I have the following integral $$g(x_0) = \int_{-\infty}^{\infty} \frac{1}{(1+x^2)^{3/4}}\frac{1}{(1+(x+x_0)^2)^{3/4}}\exp\left(-\frac{2\pi i}{\lambda}\left[\sqrt{1+x^2}-\sqrt{1+(x+x_0)^2} \right] \right)\mathrm{d}x$$

This can be re-written as $$g(x_0) =\int f(x)f^\ast(x+x_0)\mathrm{d}x$$ where $$f(x)=\frac{1}{(1+x^2)^{3/4}}\exp\left(-\frac{2\pi i}{\lambda}\sqrt{1+x^2} \right).$$

Thus, $G(\omega) = |F(\omega)|^2.$

Now, I observe from numerical integration that $g(x_0)$ is very, very, close to $$g(x_0) \approx 2\mathrm{sinc}\left( \frac{2x_0}{\lambda}\right).$$

I would like to understand why. In particular, $F(\omega)$ has a very steep decay (basically brickwall shape - resembling the sinc) around $\omega = \lambda/4$.

If the question, "why is the approximation so good?" too fuzzy, then the reason behind the super-steep decay of $F(\omega)$ can be answered.


  • $\begingroup$ Are you missing a factor? Setting $x_0 = 0$ the integral simplifies to $\int_{-\infty}^\infty \frac{1}{(1 + x^2)^{3/2}} = 2 \neq \mathrm{sinc}(0)$. $\endgroup$ – Willie Wong Aug 24 '16 at 17:01
  • 1
    $\begingroup$ Taking $x_0=1$ and $\lambda=1$ and $5$ I also get disagreement, and not just by a constant factor. Probably Karen copied something wrong. Should we put the question on hold until Karen can correct it? $\endgroup$ – Gerald Edgar Aug 24 '16 at 18:01

Your Answer

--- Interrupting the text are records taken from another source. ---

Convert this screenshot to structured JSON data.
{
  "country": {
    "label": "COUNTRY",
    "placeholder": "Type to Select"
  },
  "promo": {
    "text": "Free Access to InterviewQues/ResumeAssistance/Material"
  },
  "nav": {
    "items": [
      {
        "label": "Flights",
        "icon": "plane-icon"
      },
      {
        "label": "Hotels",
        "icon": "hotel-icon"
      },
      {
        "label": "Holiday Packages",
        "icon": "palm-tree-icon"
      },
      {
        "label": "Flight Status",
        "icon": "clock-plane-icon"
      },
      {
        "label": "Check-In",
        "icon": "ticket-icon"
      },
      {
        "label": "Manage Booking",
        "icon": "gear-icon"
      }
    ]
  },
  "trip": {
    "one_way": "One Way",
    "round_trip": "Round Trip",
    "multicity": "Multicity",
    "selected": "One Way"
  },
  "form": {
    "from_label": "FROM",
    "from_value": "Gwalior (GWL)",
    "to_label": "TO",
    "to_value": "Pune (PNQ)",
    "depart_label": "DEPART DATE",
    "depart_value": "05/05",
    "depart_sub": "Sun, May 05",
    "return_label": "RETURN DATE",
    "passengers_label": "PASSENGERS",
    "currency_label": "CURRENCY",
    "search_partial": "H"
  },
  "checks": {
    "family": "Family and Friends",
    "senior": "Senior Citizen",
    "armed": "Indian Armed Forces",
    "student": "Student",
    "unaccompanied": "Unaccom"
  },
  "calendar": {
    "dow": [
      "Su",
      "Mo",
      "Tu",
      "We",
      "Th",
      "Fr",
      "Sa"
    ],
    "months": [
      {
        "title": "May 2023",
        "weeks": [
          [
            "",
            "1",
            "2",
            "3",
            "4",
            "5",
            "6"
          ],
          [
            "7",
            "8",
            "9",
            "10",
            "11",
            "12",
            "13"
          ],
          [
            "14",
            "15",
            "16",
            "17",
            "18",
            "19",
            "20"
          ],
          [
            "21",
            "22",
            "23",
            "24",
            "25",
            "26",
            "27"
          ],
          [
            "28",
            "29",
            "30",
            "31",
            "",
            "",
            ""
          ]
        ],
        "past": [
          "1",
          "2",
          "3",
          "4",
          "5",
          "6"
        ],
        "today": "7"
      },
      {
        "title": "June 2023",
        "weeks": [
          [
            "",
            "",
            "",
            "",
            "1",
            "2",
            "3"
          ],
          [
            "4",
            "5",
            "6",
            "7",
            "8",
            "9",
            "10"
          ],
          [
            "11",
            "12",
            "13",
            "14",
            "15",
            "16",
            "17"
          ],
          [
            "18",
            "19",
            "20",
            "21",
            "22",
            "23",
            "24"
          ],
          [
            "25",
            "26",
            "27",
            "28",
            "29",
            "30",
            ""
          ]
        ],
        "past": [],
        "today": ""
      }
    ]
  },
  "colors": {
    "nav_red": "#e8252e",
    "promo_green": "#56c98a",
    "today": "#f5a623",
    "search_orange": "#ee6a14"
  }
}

By clicking “Post Your Answer”, you agree to our terms of service, privacy policy and cookie policy

Browse other questions tagged or ask your own question.